Talk about a bold move, and a bold statement. The International Olympic Committee announced today that it will live stream the London 2012 Olympic Games in 64 territories on the IOC's channel on YouTube
. Wondering why that's a bit deal? Because it'll be free. Most developed nations will have to turn to television (or at least have a pay-TV subscription to view online), but what about places like Africa, and locales that are far more remote? 64 erritories across Asia and Africa will be able to enjoy live coverage of the events as well as highlight clips on this digital platform free of charge; viewers from these territories will be able to watch the streams on the IOC's YouTube channel, accessible online or on Internet-enabled devices like smart/mobile phones and other YouTube-enabled devices.
The live-streaming on the IOC's YouTube channel will provide exclusive digital access to the London 2012 Olympic Games in territories where digital broadcast rights have not already been acquired by the IOC's broadcast partners:

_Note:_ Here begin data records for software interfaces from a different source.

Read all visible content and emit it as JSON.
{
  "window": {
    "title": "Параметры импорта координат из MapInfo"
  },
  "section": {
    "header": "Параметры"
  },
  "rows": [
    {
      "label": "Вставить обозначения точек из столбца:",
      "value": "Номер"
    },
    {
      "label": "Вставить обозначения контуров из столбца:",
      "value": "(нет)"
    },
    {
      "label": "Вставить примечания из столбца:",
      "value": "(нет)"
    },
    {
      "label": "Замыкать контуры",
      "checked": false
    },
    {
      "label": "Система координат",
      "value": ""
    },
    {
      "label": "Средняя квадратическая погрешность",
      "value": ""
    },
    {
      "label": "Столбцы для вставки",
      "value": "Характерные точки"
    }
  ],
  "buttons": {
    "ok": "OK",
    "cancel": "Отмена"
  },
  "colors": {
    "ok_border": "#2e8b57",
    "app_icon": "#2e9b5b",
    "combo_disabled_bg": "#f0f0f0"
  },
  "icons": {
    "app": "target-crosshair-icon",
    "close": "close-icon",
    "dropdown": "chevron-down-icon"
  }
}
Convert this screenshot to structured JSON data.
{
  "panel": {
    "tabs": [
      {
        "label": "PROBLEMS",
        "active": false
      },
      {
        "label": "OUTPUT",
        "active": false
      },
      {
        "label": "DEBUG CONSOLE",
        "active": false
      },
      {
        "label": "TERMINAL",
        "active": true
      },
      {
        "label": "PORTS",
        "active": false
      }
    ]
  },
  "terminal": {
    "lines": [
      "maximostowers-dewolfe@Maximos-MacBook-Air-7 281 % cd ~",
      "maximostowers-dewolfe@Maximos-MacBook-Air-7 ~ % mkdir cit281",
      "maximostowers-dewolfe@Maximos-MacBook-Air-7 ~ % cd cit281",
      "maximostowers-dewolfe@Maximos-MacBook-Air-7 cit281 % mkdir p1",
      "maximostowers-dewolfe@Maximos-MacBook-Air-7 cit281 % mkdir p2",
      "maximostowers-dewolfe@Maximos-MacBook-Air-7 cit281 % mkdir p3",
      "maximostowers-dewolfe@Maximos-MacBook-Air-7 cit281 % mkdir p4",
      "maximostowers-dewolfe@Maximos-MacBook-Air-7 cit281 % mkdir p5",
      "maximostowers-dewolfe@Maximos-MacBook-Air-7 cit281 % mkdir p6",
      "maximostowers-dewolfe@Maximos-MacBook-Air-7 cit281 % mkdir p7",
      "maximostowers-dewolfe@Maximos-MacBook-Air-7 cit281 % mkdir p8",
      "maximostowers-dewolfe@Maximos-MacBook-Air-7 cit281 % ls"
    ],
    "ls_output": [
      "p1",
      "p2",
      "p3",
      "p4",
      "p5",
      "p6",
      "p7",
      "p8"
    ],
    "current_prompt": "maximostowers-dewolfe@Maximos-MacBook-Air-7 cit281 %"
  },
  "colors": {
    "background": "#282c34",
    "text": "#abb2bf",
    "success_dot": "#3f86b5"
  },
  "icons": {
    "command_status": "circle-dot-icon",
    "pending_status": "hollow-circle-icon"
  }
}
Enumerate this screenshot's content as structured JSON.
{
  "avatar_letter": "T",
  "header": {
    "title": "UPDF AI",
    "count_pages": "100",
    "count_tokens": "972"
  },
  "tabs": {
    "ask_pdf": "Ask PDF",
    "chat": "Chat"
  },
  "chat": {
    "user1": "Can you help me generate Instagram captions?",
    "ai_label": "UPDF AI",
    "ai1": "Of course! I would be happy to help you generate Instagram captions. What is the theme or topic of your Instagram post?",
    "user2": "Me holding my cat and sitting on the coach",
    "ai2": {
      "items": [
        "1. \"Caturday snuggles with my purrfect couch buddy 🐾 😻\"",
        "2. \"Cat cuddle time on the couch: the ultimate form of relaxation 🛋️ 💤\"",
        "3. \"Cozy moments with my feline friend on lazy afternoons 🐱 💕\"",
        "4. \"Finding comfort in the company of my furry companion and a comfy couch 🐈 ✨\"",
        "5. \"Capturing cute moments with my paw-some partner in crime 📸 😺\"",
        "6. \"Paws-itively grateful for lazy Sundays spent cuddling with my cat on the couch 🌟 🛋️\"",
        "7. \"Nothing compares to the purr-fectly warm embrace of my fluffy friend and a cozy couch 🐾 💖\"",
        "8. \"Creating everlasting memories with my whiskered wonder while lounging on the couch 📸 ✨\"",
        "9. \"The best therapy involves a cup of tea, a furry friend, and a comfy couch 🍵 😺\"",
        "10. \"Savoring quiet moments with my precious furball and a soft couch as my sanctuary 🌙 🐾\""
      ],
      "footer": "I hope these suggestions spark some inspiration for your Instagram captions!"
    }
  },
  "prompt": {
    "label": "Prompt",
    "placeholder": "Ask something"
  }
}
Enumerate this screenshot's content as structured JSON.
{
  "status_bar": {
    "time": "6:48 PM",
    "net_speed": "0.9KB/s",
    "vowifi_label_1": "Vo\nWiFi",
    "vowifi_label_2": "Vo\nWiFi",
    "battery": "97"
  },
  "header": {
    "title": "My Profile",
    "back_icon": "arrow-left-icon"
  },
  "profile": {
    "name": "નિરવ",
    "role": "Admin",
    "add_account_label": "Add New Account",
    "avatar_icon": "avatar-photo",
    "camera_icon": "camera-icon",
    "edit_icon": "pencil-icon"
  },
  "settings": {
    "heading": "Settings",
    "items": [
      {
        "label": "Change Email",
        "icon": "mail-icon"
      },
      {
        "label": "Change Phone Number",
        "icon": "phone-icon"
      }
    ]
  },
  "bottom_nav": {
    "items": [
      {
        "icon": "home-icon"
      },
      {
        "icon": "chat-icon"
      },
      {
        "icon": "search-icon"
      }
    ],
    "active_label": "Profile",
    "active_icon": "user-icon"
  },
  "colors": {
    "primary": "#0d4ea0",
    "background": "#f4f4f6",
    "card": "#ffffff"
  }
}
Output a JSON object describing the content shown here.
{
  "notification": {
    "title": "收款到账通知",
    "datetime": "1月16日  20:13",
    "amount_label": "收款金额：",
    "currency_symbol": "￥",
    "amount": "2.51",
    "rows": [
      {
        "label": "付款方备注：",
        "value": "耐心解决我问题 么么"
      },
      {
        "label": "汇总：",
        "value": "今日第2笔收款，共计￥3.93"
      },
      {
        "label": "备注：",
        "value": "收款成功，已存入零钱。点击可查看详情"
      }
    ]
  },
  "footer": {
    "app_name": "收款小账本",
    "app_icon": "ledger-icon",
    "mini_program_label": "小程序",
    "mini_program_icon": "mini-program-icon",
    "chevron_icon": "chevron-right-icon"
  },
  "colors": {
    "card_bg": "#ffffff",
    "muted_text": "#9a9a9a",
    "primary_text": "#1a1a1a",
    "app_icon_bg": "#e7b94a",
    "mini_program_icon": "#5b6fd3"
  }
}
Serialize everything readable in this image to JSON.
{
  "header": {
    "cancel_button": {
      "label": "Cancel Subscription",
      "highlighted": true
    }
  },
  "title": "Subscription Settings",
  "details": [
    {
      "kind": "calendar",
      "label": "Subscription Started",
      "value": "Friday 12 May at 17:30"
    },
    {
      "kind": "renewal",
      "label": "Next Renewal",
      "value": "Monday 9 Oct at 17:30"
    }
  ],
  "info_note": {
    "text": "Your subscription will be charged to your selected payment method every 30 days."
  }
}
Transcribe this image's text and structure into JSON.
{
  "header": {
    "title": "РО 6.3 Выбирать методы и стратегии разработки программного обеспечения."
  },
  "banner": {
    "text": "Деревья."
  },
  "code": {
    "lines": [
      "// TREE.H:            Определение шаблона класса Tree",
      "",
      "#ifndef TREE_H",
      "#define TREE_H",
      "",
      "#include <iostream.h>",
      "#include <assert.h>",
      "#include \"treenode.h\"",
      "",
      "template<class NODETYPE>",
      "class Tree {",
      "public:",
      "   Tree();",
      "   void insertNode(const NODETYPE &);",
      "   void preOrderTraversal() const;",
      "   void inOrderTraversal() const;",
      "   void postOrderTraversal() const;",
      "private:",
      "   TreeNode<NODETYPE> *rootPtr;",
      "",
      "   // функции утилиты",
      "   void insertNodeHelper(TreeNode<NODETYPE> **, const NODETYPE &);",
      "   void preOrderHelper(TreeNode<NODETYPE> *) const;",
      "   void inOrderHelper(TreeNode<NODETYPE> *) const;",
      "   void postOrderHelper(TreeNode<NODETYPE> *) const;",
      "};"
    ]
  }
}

Afghanistan, Bangladesh, Brunei, Bhutan, Cambodia, East Timor, India, Indonesia, Iran, Laos, Malaysia, Maldives, Mauritius, Mongolia, Myanmar, Nepal, Pakistan, Papua New Guinea, Singapore, Sri Lanka, Thailand and Vietnam.
And in 42 Sub-Saharan African territories on a non-exclusive basis, including:
Angola, Benin, Botswana, Burkina Faso, Burundi, Cameroon, Cape Verde, Central African Republic, Chad, Comoros, Democratic Republic of Congo, Republic of Congo, Côte d'Ivoire, Equatorial Guinea, Eritrea, Ethiopia, Gabon, Gambia, Ghana, Guinea, Guinea-Bissau, Kenya, Lesotho, Liberia, Madagascar, Malawi, Mali, Mozambique, Namibia, Niger, Nigeria, Rwanda, São Tomé and Príncipe, Senegal, Seychelles, Sierra Leone, Swaziland, Tanzania, Togo, Uganda, Zambia and Zimbabwe.
The IOC's live streaming on its YouTube channel will consist of 11 different simultaneous high-definition broadcasts, all with English language commentary. There will be 10 live feeds from London 2012, running 9 a.m. to 11 p.m. (London time) (on some days, these will start earlier or finish later based on the competition schedule), plus a 24-hour broadcast of the Olympic News Channel, which includes summaries of the latest results, general reports on different events, and interviews with athletes.
This is a huge precedent-setter. Getting content to places that aren't as equipped to deal with content acquisition is crucial to developing the global digital economy, and it's much, much bigger than just delivering sports. It's about a new worldview. And that's something we can get behind.